───── DATA SUPPLIED ─────

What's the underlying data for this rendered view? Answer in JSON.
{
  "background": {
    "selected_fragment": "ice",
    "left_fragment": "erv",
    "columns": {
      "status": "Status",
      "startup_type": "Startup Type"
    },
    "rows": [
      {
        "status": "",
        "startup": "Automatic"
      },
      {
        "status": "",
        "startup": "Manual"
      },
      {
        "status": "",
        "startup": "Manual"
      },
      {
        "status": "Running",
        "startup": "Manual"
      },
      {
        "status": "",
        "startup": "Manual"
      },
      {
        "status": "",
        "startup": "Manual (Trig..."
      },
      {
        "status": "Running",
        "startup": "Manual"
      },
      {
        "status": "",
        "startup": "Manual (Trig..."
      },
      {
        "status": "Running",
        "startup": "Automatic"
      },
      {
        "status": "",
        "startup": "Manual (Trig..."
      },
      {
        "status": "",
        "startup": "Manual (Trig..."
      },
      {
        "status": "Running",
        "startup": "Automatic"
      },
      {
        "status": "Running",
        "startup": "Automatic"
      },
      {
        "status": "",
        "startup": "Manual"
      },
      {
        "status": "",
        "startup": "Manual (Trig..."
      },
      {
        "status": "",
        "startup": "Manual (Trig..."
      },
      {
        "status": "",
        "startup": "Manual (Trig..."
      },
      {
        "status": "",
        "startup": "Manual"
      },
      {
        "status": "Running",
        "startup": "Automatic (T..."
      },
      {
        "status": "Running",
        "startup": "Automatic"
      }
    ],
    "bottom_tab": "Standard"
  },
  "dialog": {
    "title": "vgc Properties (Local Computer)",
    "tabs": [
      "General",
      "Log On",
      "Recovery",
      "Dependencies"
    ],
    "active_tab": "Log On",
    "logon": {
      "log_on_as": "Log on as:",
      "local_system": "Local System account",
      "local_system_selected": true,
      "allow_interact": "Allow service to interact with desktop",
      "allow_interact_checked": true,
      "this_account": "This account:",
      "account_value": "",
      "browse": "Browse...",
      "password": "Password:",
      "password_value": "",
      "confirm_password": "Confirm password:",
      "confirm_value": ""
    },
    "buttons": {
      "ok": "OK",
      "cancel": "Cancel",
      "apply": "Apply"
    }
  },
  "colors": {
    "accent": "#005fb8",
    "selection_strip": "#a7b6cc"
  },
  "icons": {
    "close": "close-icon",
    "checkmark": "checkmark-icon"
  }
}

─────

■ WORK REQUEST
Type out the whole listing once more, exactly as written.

■ TASK OUTPUT
What's the underlying data for this rendered view? Answer in JSON.
{
  "background": {
    "selected_fragment": "ice",
    "left_fragment": "erv",
    "columns": {
      "status": "Status",
      "startup_type": "Startup Type"
    },
    "rows": [
      {
        "status": "",
        "startup": "Automatic"
      },
      {
        "status": "",
        "startup": "Manual"
      },
      {
        "status": "",
        "startup": "Manual"
      },
      {
        "status": "Running",
        "startup": "Manual"
      },
      {
        "status": "",
        "startup": "Manual"
      },
      {
        "status": "",
        "startup": "Manual (Trig..."
      },
      {
        "status": "Running",
        "startup": "Manual"
      },
      {
        "status": "",
        "startup": "Manual (Trig..."
      },
      {
        "status": "Running",
        "startup": "Automatic"
      },
      {
        "status": "",
        "startup": "Manual (Trig..."
      },
      {
        "status": "",
        "startup": "Manual (Trig..."
      },
      {
        "status": "Running",
        "startup": "Automatic"
      },
      {
        "status": "Running",
        "startup": "Automatic"
      },
      {
        "status": "",
        "startup": "Manual"
      },
      {
        "status": "",
        "startup": "Manual (Trig..."
      },
      {
        "status": "",
        "startup": "Manual (Trig..."
      },
      {
        "status": "",
        "startup": "Manual (Trig..."
      },
      {
        "status": "",
        "startup": "Manual"
      },
      {
        "status": "Running",
        "startup": "Automatic (T..."
      },
      {
        "status": "Running",
        "startup": "Automatic"
      }
    ],
    "bottom_tab": "Standard"
  },
  "dialog": {
    "title": "vgc Properties (Local Computer)",
    "tabs": [
      "General",
      "Log On",
      "Recovery",
      "Dependencies"
    ],
    "active_tab": "Log On",
    "logon": {
      "log_on_as": "Log on as:",
      "local_system": "Local System account",
      "local_system_selected": true,
      "allow_interact": "Allow service to interact with desktop",
      "allow_interact_checked": true,
      "this_account": "This account:",
      "account_value": "",
      "browse": "Browse...",
      "password": "Password:",
      "password_value": "",
      "confirm_password": "Confirm password:",
      "confirm_value": ""
    },
    "buttons": {
      "ok": "OK",
      "cancel": "Cancel",
      "apply": "Apply"
    }
  },
  "colors": {
    "accent": "#005fb8",
    "selection_strip": "#a7b6cc"
  },
  "icons": {
    "close": "close-icon",
    "checkmark": "checkmark-icon"
  }
}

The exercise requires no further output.